My mother, Esmeralda, who bore the name Rosier in her maiden days, was seated on the couch clockwise from him, consulting a newspaper from Greece which informed her on the progress of the integration of the Muggle and wizard communities there—the first effort of its kind in the world. My mother has always had an interest in both international politics and foreign languages, and she has followed the Greek experiment since its earliest days. She looked up at me, and then her eyes darted to James, and I suspect she knew the truth before I said a word.

No, I know she knew the truth. My mother lost the battle to name me Sebastian, as she wished, and so my father gave me a star name in the worst tradition of the Black family. But she vowed then to lose no other battle to my father, and she never has.

"Scorpius," she said, and that attracted my father's attention at once; he has always suspected that my mother has a more interesting mental life than he does, so he wants to intrude at every opportunity. "This is your boyfriend, isn't it?"

I had known she would say such a thing, and rather counted on her support. I smiled at her, and had time to say, "Yes. He's also James Potter," before my father trampled into the conversation like the bull he is.

"No son of mine will be gay!" he said. "There has never been a gay Malfoy!" And other such commonplaces. I need not illustrate them by reference to the words. Imagine what the archetypal pure-blood bigots of your own acquaintance will say about Muggleborns when they meet them, and then imagine such a pure-blood bigot on learning that his heir will marry a Muggleborn. It went rather like that.
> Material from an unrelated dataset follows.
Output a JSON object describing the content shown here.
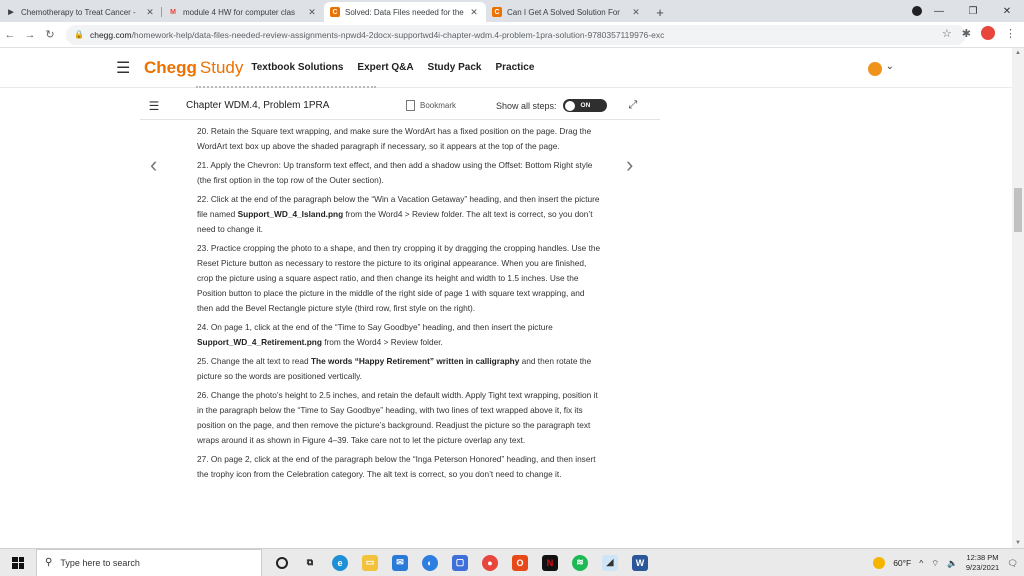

I should have done something.

Why should you have had to? After all, you were there. You know how satisfactorily the story resolved itself.

My father screamed. He expostulated. He yelled. He waved his arms. He stamped back and forth and declared that, even in times of great personal trial, Malfoys had always made sacrifices for the good of the family. He compared wizards living together to wizards living with dogs and cats, and predicted the downfall of society.

My mother drew her wand and cast a curse that replaced my father's mouth with his arsehole.

When he went silent in sheer astonishment—and, of course, trying to speak through several layers of cloth was probably also difficult—she said, "Draco Lucius Malfoy. I do not mind the opinions you keep silent in that small pointy head of yours. You don't even have to approve of our son's choices immediately. No one requires that of you." The disdain in her voice was marvelous, and I fear my poor imitation of it does not do it justice. "But you will express politeness around our son and his partner, or I will file for divorce tomorrow."

Before anyone can accuse me of being the cause of troubles at home, I honestly do not think that my mother would divorce my father. She enjoys the challenge of turning him into a semblance of a human being too much. But the threat was a serious one to my father, and disastrous meanwhile, because the Malfoy finances had rather collapsed since the war and Rosier money—which my mother firmly controls, thanks to her own cleverness and an Unbreakable Vow my father made before the wedding—is the architect of their current comfortable lifestyle.

He made some noise that my mother must have taken for assent, because she cast the countercurse. Then she came forwards to take my hand, and James's, and drew us in to dinner, talking cheerfully about her employment of free house-elves, and leaving my father to cogitate on his mistakes.

In closing, I recommend that a young gay wizard use the knowledge he—or she—possesses of family. There may be someone more sympathetic than you think on first consideration. And such support makes all the difference in the world.

Thank you for the opportunity to present on this.

I have to admit yours was more graceful.

Thank you, James. But you won't add any synonyms such as "pretentious?"

I'll get to that later. Right now, I have to make sure that my brother spends the next six months, at least, being sorry that he ever taunted you. What do you think of the Procrustes Curse?

I always have said that your pranks served an important social purpose.